California Mandates Lighter Textbooks
In an analysis of the "overweight backpack phenomena" published on the AAP's Web site, Driesler also attributes the problem to the elimination of lockers at many schools, and that many kids wear backpacks improperly (for example, slung over one shoulder).
Consultant Thurau acknowledges the extra weight non-textbook items pile on, but says limiting textbook weights is "an important first step." Textbook publishers are challenged to comply with the California law, once the maximum weight limits and compliance deadlines are set.
Publishing industry leaders and lawmakers are exploring several options. One idea on the table calls for schools to inventory two sets of textbooks. One set would remain at students' homes, another in classrooms.
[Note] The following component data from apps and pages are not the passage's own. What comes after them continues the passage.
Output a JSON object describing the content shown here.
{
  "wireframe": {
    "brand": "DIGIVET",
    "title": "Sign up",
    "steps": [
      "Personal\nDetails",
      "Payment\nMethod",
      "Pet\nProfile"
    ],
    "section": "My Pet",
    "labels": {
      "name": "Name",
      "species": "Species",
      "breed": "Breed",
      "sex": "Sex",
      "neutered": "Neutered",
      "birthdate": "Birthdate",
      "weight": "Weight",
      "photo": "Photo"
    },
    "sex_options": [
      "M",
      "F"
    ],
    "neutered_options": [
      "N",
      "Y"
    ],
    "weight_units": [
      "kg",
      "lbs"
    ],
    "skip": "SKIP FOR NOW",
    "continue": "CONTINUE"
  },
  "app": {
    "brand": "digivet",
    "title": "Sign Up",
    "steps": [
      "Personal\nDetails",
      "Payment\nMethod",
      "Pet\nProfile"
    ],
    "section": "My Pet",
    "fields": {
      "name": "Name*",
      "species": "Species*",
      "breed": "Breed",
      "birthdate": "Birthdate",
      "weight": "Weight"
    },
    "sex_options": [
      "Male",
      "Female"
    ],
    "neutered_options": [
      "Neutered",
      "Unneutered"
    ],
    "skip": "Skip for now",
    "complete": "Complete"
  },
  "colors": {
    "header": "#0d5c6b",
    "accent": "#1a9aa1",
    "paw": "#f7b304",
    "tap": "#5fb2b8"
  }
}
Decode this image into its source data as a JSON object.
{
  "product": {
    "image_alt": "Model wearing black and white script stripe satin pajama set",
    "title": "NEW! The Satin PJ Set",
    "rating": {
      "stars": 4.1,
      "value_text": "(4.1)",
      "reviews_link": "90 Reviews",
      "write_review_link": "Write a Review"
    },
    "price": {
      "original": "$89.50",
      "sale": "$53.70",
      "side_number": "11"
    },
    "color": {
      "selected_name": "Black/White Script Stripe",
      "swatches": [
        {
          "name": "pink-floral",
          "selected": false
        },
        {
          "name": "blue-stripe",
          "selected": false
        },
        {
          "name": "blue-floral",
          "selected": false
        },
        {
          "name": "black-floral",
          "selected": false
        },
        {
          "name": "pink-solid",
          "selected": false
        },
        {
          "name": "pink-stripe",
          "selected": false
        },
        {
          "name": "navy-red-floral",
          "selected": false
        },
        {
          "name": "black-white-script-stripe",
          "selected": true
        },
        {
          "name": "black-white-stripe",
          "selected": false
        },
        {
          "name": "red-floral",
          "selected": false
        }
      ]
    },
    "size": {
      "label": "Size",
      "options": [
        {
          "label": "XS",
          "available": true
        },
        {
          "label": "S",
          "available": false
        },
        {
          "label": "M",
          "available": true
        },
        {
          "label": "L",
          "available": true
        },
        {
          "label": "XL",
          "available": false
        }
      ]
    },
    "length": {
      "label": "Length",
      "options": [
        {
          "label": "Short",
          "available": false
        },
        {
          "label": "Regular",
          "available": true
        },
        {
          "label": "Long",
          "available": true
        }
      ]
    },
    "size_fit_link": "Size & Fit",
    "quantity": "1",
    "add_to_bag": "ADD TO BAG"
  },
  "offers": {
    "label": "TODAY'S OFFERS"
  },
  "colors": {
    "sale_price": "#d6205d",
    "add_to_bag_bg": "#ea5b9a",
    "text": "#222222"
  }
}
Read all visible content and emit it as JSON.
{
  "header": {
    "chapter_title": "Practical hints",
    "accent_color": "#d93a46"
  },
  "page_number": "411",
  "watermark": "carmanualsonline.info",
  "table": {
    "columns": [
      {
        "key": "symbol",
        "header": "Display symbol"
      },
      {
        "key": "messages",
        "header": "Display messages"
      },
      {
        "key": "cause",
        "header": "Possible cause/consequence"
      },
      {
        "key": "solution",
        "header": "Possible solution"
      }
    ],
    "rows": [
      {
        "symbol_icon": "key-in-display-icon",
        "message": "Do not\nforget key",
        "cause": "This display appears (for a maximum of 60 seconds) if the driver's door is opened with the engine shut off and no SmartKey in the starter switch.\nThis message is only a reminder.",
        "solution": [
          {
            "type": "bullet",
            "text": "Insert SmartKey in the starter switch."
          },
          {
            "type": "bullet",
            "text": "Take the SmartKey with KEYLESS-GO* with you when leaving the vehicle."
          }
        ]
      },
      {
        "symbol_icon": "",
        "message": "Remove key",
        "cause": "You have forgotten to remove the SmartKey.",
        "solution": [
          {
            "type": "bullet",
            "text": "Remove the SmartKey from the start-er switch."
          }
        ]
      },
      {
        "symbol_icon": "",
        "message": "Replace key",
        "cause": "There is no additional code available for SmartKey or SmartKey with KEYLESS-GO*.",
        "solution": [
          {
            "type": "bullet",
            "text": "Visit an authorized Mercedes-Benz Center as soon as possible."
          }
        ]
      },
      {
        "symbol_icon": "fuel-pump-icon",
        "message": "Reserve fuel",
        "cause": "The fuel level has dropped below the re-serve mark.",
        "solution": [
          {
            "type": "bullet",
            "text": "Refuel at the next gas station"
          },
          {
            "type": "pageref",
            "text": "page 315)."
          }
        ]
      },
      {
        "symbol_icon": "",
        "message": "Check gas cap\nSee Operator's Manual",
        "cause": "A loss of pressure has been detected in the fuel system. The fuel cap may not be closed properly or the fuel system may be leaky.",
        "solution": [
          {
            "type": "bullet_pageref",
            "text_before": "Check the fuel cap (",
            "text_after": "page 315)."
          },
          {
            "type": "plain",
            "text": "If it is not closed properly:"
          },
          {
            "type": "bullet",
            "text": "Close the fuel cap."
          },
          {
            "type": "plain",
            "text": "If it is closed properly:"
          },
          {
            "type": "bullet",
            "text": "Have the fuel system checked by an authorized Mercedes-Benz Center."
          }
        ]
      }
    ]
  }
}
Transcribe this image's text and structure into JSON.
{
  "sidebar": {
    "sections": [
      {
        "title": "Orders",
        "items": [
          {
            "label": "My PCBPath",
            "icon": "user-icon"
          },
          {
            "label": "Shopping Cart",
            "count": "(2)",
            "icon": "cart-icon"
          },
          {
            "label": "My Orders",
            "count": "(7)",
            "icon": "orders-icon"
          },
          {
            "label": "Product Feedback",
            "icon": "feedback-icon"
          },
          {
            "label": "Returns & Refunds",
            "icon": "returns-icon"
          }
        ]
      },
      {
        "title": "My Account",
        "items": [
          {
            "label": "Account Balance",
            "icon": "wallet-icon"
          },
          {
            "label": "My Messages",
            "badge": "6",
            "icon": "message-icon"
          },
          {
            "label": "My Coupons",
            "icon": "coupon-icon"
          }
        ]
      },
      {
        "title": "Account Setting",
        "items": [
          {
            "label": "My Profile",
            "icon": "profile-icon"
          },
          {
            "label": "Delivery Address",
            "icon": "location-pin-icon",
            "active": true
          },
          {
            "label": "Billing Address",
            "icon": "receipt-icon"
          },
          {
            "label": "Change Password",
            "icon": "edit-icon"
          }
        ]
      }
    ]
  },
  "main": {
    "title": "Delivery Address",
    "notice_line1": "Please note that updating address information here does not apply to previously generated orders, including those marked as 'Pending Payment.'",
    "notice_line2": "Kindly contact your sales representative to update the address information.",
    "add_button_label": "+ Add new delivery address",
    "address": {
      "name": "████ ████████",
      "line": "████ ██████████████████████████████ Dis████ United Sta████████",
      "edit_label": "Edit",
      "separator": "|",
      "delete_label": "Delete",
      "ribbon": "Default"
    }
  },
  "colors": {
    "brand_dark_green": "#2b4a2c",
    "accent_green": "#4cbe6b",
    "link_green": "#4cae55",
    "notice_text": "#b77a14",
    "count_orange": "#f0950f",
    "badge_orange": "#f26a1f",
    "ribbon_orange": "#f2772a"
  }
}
Other options: Divide books into multiple lightweight volumes, or make all content electronic via CD-ROMs, DVDs, or the Web. One radical idea calls for cutting the educational content, though few experts advocate this alternative.
Drawbacks to these ideas abound. Duplicating textbooks doubles the cost to school districts, many of which are already financially strapped. "Obviously this may not be an affordable option for some school districts," Thurau says.
Splitting textbooks into multiple volumes would drive up production, packaging, and distribution costs, which would be passed along to school districts.
"A typical 750-page textbook costing $50, divided into two volumes, could cost five to eight dollars more," says Driesler of AAP. "This is a 10% to 15% increase in the cost for exactly the same quantity of content."
Putting content on the Internet, CD, or DVD shifts the increased cost from the school districts to parents. Students would be required to own and maintain a late model computer. E-publishing also raises technology access issues.
"Until the digital divide can be completely eliminated, there are major equity problems in relying on electronic delivery of content," Driesler says.
There is an obvious solution that addresses the problem quickly and cost-effectively: cut the paper, binding, and cover material weights. Of those, paper weight is the largest factor contributing to textbook weight.